Izzy: Thanks so much for coming tonight. I felt so clumsy the other day.
Sam: It was an awkward situation, Mrs. Mandelbaum setting it up like that. I should have spoken to you on my own the first time I saw you.
Izzy: When was that?
Sam: The first time? About three and a half years ago, I think.
Sam: In the neighborhood. On the benches with your bubbie. Around.

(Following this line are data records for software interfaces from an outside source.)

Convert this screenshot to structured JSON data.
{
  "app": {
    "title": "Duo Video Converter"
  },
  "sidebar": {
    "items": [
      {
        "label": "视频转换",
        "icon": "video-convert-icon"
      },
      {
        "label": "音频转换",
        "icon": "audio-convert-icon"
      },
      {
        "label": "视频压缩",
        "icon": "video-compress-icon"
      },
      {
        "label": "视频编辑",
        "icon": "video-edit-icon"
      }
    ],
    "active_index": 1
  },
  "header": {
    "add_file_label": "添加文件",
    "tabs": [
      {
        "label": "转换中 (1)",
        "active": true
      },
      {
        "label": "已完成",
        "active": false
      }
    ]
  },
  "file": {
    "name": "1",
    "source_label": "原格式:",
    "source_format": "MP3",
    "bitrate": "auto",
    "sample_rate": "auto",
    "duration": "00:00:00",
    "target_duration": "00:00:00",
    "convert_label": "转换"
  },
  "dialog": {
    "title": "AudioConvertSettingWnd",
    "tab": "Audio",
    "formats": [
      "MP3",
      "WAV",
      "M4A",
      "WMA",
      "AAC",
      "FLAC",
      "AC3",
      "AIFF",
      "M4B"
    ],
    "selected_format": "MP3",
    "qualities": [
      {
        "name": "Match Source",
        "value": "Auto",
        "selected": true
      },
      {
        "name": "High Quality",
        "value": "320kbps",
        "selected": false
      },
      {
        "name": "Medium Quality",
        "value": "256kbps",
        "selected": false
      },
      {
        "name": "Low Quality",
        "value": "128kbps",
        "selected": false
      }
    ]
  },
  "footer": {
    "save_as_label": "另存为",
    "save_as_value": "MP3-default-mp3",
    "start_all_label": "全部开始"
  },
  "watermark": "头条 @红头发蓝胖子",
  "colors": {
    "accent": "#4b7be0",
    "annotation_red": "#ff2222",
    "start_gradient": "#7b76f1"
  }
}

Sam: Then one day, Mrs. Mandelbaum comes by the store does her usual spiel. Shows me her pictures, tells her lies. “This one’s 18, a scholar. This one’s 22, a beauty.” Some of these pictures were taken before the flashbulb was invented. But it’s like this little ritual we have. She has a business and I respect that. I’m a bachelor. She can’t help herself.
Izzy: Wait a minute. You mean, you didn’t hire her?
Sam: No. But on this particular day she pulled this from her bag.
Izzy: Oh, no.
Sam: And I said, “Yes, Mrs. Mandelbaum this one I’ll meet.”
Gitl: Goodbye. Go in good health.
Bernstein: Goodbye to the boy.
Gitl: May you have a boy of your own one day.
Bernstein: From your mouth to God’s ear. To have a son, a man must have a wife.
Gitl: A wife you can get.
Bernstein: To whom would that I ask? What if she would say no?
Gitl: What if she would say yes?
Firstly, apologies for the unintended hiatus of this feature. It should be back in full force for the rest of the year. This week I’m going to take a brief look at Joan Micklin Silver’s Hester Street, which earned Carol Kane a Best Actress Oscar nomination in 1975.